WHAT THE TASK REQUIRES: All of the entries below are to be retyped exactly.

Website and app data records:
********************

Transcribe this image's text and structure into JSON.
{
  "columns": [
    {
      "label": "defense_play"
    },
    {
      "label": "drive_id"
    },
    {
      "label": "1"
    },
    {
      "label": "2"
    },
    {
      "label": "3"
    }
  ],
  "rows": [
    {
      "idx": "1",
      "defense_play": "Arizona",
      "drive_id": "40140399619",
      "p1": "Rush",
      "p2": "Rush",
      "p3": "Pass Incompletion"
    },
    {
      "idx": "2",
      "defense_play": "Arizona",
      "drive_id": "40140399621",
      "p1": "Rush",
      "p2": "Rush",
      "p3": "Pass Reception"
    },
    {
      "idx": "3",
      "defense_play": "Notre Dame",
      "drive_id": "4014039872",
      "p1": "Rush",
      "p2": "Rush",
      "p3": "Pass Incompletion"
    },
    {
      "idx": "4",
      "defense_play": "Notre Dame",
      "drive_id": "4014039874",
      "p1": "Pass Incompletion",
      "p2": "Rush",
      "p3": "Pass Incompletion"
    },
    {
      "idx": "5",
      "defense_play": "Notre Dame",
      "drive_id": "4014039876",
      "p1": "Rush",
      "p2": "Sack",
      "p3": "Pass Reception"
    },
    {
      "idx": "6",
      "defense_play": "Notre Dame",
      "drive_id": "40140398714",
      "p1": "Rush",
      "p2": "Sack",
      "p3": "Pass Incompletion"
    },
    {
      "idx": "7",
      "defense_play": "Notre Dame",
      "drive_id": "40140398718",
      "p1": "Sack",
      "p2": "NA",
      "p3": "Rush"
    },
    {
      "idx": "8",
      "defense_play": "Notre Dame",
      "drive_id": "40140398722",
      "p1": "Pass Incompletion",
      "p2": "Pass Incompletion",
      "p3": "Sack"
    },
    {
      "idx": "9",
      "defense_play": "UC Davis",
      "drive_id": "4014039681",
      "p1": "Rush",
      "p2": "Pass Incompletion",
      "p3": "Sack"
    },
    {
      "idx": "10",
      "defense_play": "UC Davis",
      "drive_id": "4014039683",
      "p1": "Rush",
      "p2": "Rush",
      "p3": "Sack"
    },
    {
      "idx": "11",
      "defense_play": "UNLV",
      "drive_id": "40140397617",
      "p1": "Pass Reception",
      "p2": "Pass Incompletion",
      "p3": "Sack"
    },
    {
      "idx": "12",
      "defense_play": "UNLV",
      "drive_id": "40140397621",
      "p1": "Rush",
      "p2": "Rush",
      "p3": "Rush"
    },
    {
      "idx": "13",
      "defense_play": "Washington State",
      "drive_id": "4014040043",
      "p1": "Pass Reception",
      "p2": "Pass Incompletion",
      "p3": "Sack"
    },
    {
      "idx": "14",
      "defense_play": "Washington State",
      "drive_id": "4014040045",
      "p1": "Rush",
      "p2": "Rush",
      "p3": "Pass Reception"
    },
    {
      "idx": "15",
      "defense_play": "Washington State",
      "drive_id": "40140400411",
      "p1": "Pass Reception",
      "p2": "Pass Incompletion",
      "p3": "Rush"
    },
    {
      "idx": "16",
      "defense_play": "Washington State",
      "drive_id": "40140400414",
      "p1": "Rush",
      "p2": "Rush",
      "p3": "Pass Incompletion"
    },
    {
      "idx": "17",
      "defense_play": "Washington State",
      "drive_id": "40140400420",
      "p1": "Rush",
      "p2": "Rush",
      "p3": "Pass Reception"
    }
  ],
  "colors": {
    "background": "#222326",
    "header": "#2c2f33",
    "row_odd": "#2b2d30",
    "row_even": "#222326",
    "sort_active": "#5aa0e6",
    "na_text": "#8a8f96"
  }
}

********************

RESULT OF THIS EXERCISE:
Transcribe this image's text and structure into JSON.
{
  "columns": [
    {
      "label": "defense_play"
    },
    {
      "label": "drive_id"
    },
    {
      "label": "1"
    },
    {
      "label": "2"
    },
    {
      "label": "3"
    }
  ],
  "rows": [
    {
      "idx": "1",
      "defense_play": "Arizona",
      "drive_id": "40140399619",
      "p1": "Rush",
      "p2": "Rush",
      "p3": "Pass Incompletion"
    },
    {
      "idx": "2",
      "defense_play": "Arizona",
      "drive_id": "40140399621",
      "p1": "Rush",
      "p2": "Rush",
      "p3": "Pass Reception"
    },
    {
      "idx": "3",
      "defense_play": "Notre Dame",
      "drive_id": "4014039872",
      "p1": "Rush",
      "p2": "Rush",
      "p3": "Pass Incompletion"
    },
    {
      "idx": "4",
      "defense_play": "Notre Dame",
      "drive_id": "4014039874",
      "p1": "Pass Incompletion",
      "p2": "Rush",
      "p3": "Pass Incompletion"
    },
    {
      "idx": "5",
      "defense_play": "Notre Dame",
      "drive_id": "4014039876",
      "p1": "Rush",
      "p2": "Sack",
      "p3": "Pass Reception"
    },
    {
      "idx": "6",
      "defense_play": "Notre Dame",
      "drive_id": "40140398714",
      "p1": "Rush",
      "p2": "Sack",
      "p3": "Pass Incompletion"
    },
    {
      "idx": "7",
      "defense_play": "Notre Dame",
      "drive_id": "40140398718",
      "p1": "Sack",
      "p2": "NA",
      "p3": "Rush"
    },
    {
      "idx": "8",
      "defense_play": "Notre Dame",
      "drive_id": "40140398722",
      "p1": "Pass Incompletion",
      "p2": "Pass Incompletion",
      "p3": "Sack"
    },
    {
      "idx": "9",
      "defense_play": "UC Davis",
      "drive_id": "4014039681",
      "p1": "Rush",
      "p2": "Pass Incompletion",
      "p3": "Sack"
    },
    {
      "idx": "10",
      "defense_play": "UC Davis",
      "drive_id": "4014039683",
      "p1": "Rush",
      "p2": "Rush",
      "p3": "Sack"
    },
    {
      "idx": "11",
      "defense_play": "UNLV",
      "drive_id": "40140397617",
      "p1": "Pass Reception",
      "p2": "Pass Incompletion",
      "p3": "Sack"
    },
    {
      "idx": "12",
      "defense_play": "UNLV",
      "drive_id": "40140397621",
      "p1": "Rush",
      "p2": "Rush",
      "p3": "Rush"
    },
    {
      "idx": "13",
      "defense_play": "Washington State",
      "drive_id": "4014040043",
      "p1": "Pass Reception",
      "p2": "Pass Incompletion",
      "p3": "Sack"
    },
    {
      "idx": "14",
      "defense_play": "Washington State",
      "drive_id": "4014040045",
      "p1": "Rush",
      "p2": "Rush",
      "p3": "Pass Reception"
    },
    {
      "idx": "15",
      "defense_play": "Washington State",
      "drive_id": "40140400411",
      "p1": "Pass Reception",
      "p2": "Pass Incompletion",
      "p3": "Rush"
    },
    {
      "idx": "16",
      "defense_play": "Washington State",
      "drive_id": "40140400414",
      "p1": "Rush",
      "p2": "Rush",
      "p3": "Pass Incompletion"
    },
    {
      "idx": "17",
      "defense_play": "Washington State",
      "drive_id": "40140400420",
      "p1": "Rush",
      "p2": "Rush",
      "p3": "Pass Reception"
    }
  ],
  "colors": {
    "background": "#222326",
    "header": "#2c2f33",
    "row_odd": "#2b2d30",
    "row_even": "#222326",
    "sort_active": "#5aa0e6",
    "na_text": "#8a8f96"
  }
}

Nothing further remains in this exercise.